A World Meteorological Organisation study published last week found that levels of heat trapping greenhouse gases in the atmosphere have hit another record high.
Extreme weather events and natural disasters are hitting more and more parts of the world, from raging wildfires in Australia, the United States, and even in Brazil’s Amazon rainforest, to stronger hurricanes and record-breaking cold snaps. It’s clear that action is needed now more than ever to turn the tide of climate change.
The 2019 UN Climate Change Conference, which kicked off in the Spanish capital of Madrid on Monday, provides a new chance for the international community to form a stronger consensus on how to tackle our climate crisis.
Prior to the 12-day international climate conference, the Chinese Ministry of Ecology and Environment said China by 2018 had slashed carbon intensity, or the number of carbon emissions produced per unit of gross domestic product (GDP), by 45.8 percent from 2005 levels, meeting the target of a 40-to-45 percent decrease by 2020 ahead of schedule.
While China has done its part, coping with the climate challenge demands a global commitment at this “point of no return” on global warming, as UN Secretary General Antonio Guterres warned.

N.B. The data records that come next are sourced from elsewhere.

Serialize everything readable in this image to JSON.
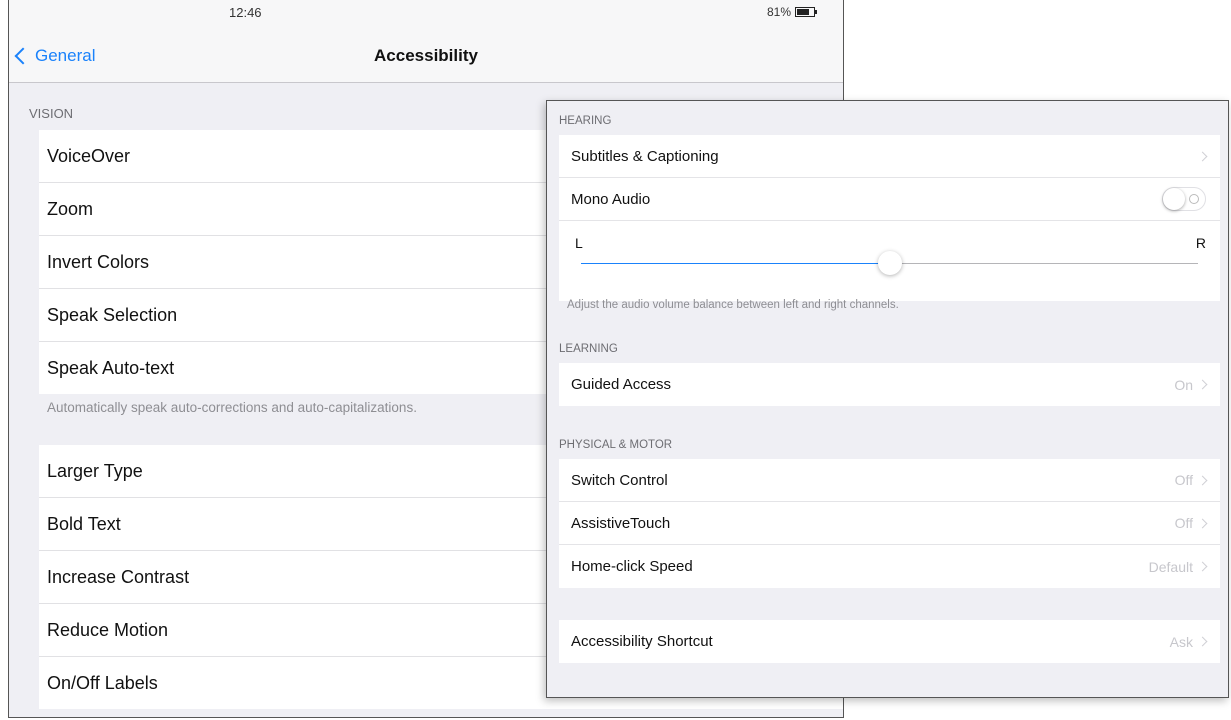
{
  "status_bar": {
    "time": "12:46",
    "battery": "81%"
  },
  "nav": {
    "back_label": "General",
    "title": "Accessibility"
  },
  "left": {
    "vision_header": "VISION",
    "vision_items": [
      "VoiceOver",
      "Zoom",
      "Invert Colors",
      "Speak Selection",
      "Speak Auto-text"
    ],
    "vision_footer": "Automatically speak auto-corrections and auto-capitalizations.",
    "text_items": [
      "Larger Type",
      "Bold Text",
      "Increase Contrast",
      "Reduce Motion",
      "On/Off Labels"
    ]
  },
  "right": {
    "hearing_header": "HEARING",
    "subtitles_label": "Subtitles & Captioning",
    "mono_audio_label": "Mono Audio",
    "mono_audio_on": false,
    "balance": {
      "left_label": "L",
      "right_label": "R",
      "value": 0.5
    },
    "balance_footer": "Adjust the audio volume balance between left and right channels.",
    "learning_header": "LEARNING",
    "guided_access": {
      "label": "Guided Access",
      "value": "On"
    },
    "physical_header": "PHYSICAL & MOTOR",
    "switch_control": {
      "label": "Switch Control",
      "value": "Off"
    },
    "assistive_touch": {
      "label": "AssistiveTouch",
      "value": "Off"
    },
    "home_click": {
      "label": "Home-click Speed",
      "value": "Default"
    },
    "shortcut": {
      "label": "Accessibility Shortcut",
      "value": "Ask"
    }
  },
  "colors": {
    "accent": "#1a82fb",
    "background": "#efeff4"
  }
}
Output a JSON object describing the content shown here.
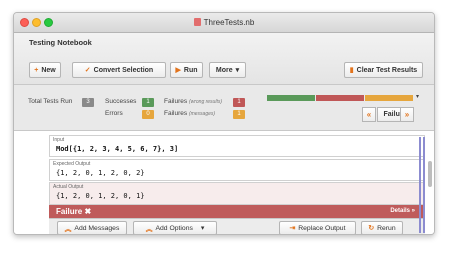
{
  "window": {
    "title": "ThreeTests.nb"
  },
  "toolbar": {
    "notebook_title": "Testing Notebook",
    "new_label": "New",
    "convert_label": "Convert Selection",
    "run_label": "Run",
    "more_label": "More",
    "clear_label": "Clear Test Results"
  },
  "stats": {
    "total_label": "Total Tests Run",
    "total_value": "3",
    "successes_label": "Successes",
    "successes_value": "1",
    "errors_label": "Errors",
    "errors_value": "0",
    "failures_label": "Failures",
    "failures_note": "(wrong results)",
    "failures_value": "1",
    "failures_msg_label": "Failures",
    "failures_msg_note": "(messages)",
    "failures_msg_value": "1",
    "colors": {
      "success": "#5a9a5a",
      "failure": "#c05757",
      "message": "#e6a63d",
      "neutral": "#8a8a8a"
    },
    "nav_prev": "«",
    "nav_status": "Failure",
    "nav_next": "»"
  },
  "test": {
    "input_label": "Input",
    "input_code": "Mod[{1, 2, 3, 4, 5, 6, 7}, 3]",
    "expected_label": "Expected Output",
    "expected_code": "{1, 2, 0, 1, 2, 0, 2}",
    "actual_label": "Actual Output",
    "actual_code": "{1, 2, 0, 1, 2, 0, 1}",
    "result_label": "Failure",
    "details_label": "Details »",
    "add_messages_label": "Add Messages",
    "add_options_label": "Add Options",
    "replace_output_label": "Replace Output",
    "rerun_label": "Rerun"
  }
}
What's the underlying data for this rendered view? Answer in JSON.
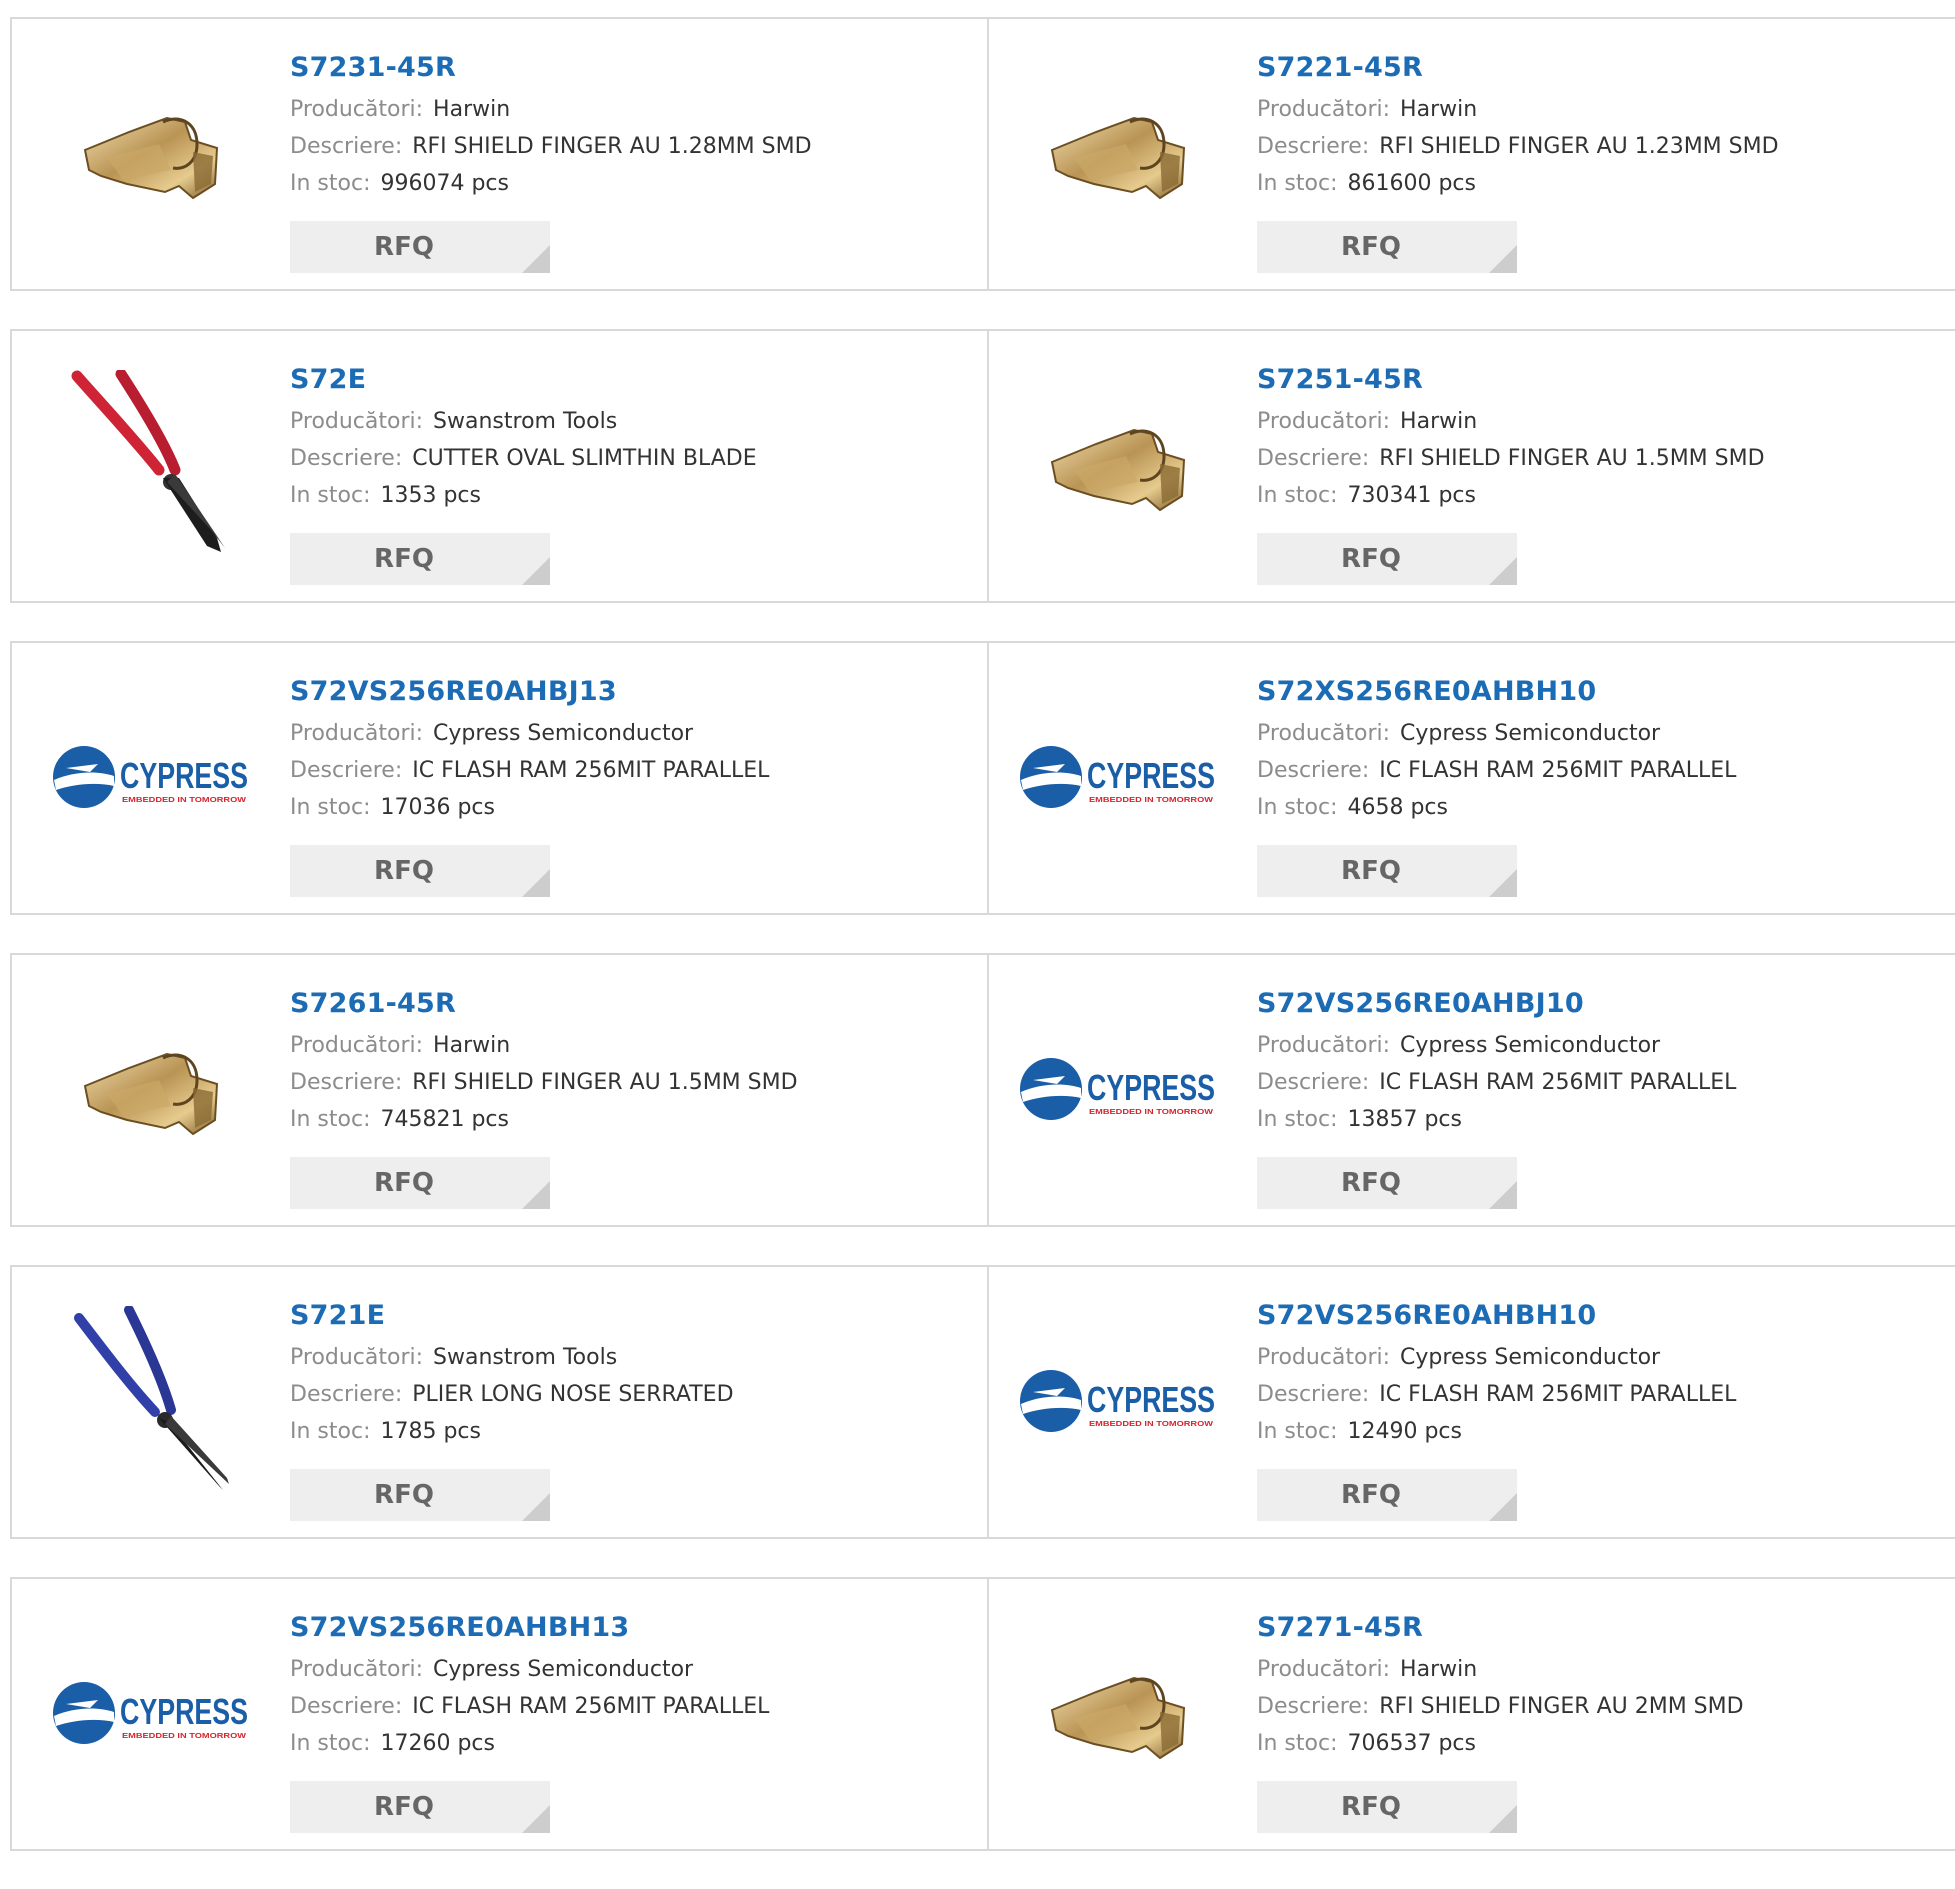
{
  "labels": {
    "manufacturer": "Producători:",
    "description": "Descriere:",
    "stock": "In stoc:",
    "rfq": "RFQ"
  },
  "colors": {
    "part_link": "#1c6bb5",
    "label": "#8c8c8c",
    "value": "#333333",
    "rfq_bg": "#eeeeee",
    "border": "#d9d9d9"
  },
  "products": [
    {
      "part": "S7231-45R",
      "manufacturer": "Harwin",
      "description": "RFI SHIELD FINGER AU 1.28MM SMD",
      "stock": "996074 pcs",
      "image": "shield-finger-image"
    },
    {
      "part": "S7221-45R",
      "manufacturer": "Harwin",
      "description": "RFI SHIELD FINGER AU 1.23MM SMD",
      "stock": "861600 pcs",
      "image": "shield-finger-image"
    },
    {
      "part": "S72E",
      "manufacturer": "Swanstrom Tools",
      "description": "CUTTER OVAL SLIMTHIN BLADE",
      "stock": "1353 pcs",
      "image": "red-cutter-image"
    },
    {
      "part": "S7251-45R",
      "manufacturer": "Harwin",
      "description": "RFI SHIELD FINGER AU 1.5MM SMD",
      "stock": "730341 pcs",
      "image": "shield-finger-image"
    },
    {
      "part": "S72VS256RE0AHBJ13",
      "manufacturer": "Cypress Semiconductor",
      "description": "IC FLASH RAM 256MIT PARALLEL",
      "stock": "17036 pcs",
      "image": "cypress-logo"
    },
    {
      "part": "S72XS256RE0AHBH10",
      "manufacturer": "Cypress Semiconductor",
      "description": "IC FLASH RAM 256MIT PARALLEL",
      "stock": "4658 pcs",
      "image": "cypress-logo"
    },
    {
      "part": "S7261-45R",
      "manufacturer": "Harwin",
      "description": "RFI SHIELD FINGER AU 1.5MM SMD",
      "stock": "745821 pcs",
      "image": "shield-finger-image"
    },
    {
      "part": "S72VS256RE0AHBJ10",
      "manufacturer": "Cypress Semiconductor",
      "description": "IC FLASH RAM 256MIT PARALLEL",
      "stock": "13857 pcs",
      "image": "cypress-logo"
    },
    {
      "part": "S721E",
      "manufacturer": "Swanstrom Tools",
      "description": "PLIER LONG NOSE SERRATED",
      "stock": "1785 pcs",
      "image": "blue-plier-image"
    },
    {
      "part": "S72VS256RE0AHBH10",
      "manufacturer": "Cypress Semiconductor",
      "description": "IC FLASH RAM 256MIT PARALLEL",
      "stock": "12490 pcs",
      "image": "cypress-logo"
    },
    {
      "part": "S72VS256RE0AHBH13",
      "manufacturer": "Cypress Semiconductor",
      "description": "IC FLASH RAM 256MIT PARALLEL",
      "stock": "17260 pcs",
      "image": "cypress-logo"
    },
    {
      "part": "S7271-45R",
      "manufacturer": "Harwin",
      "description": "RFI SHIELD FINGER AU 2MM SMD",
      "stock": "706537 pcs",
      "image": "shield-finger-image"
    }
  ],
  "logo": {
    "cypress_word": "CYPRESS",
    "cypress_tagline": "EMBEDDED IN TOMORROW"
  }
}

China has reiterated its support for such global climate pacts as the Paris Agreement, which aims to limit global temperature increases to 2 degrees Celsius above pre-industrial levels by the end of the century, and has worked actively to fulfil its commitments in line with its level of development and national condition.
The amount of non-fossil fuels used in China’s primary energy consumption stood at 14.3 percent at the end of last year. And according to satellite data from the U.S. space agency National Aeronautics and Space Administration, China is also “leading the world” in “greening” its landscape, contributing to about a quarter of the world’s new vegetation since 2000.
As the world’s biggest developing country, China has fought hard to phase out backward industrial capacity, tackle pollution, reduce the burning of coal, and optimise its energy consumption structure.
China also takes an active part in international cooperation in climate change. Over the years, the Chinese government has earnestly fulfilled its policy commitments to South-South cooperation regarding climate change, supporting developing countries.
Beijing has established an international green development coalition under the China-proposed Belt & Road Initiative and has launched cooperation projects to set up pilot low-carbon industrial parks in Cambodia, Laos, Kenya and other developing countries.
Looking ahead, China will continue to do what it can on climate change as a responsible major country. And as nations of the world gather in Madrid to discuss one of the most pressing dangers facing humanity, the world needs not only a clarion call for more action but also real input from everyone.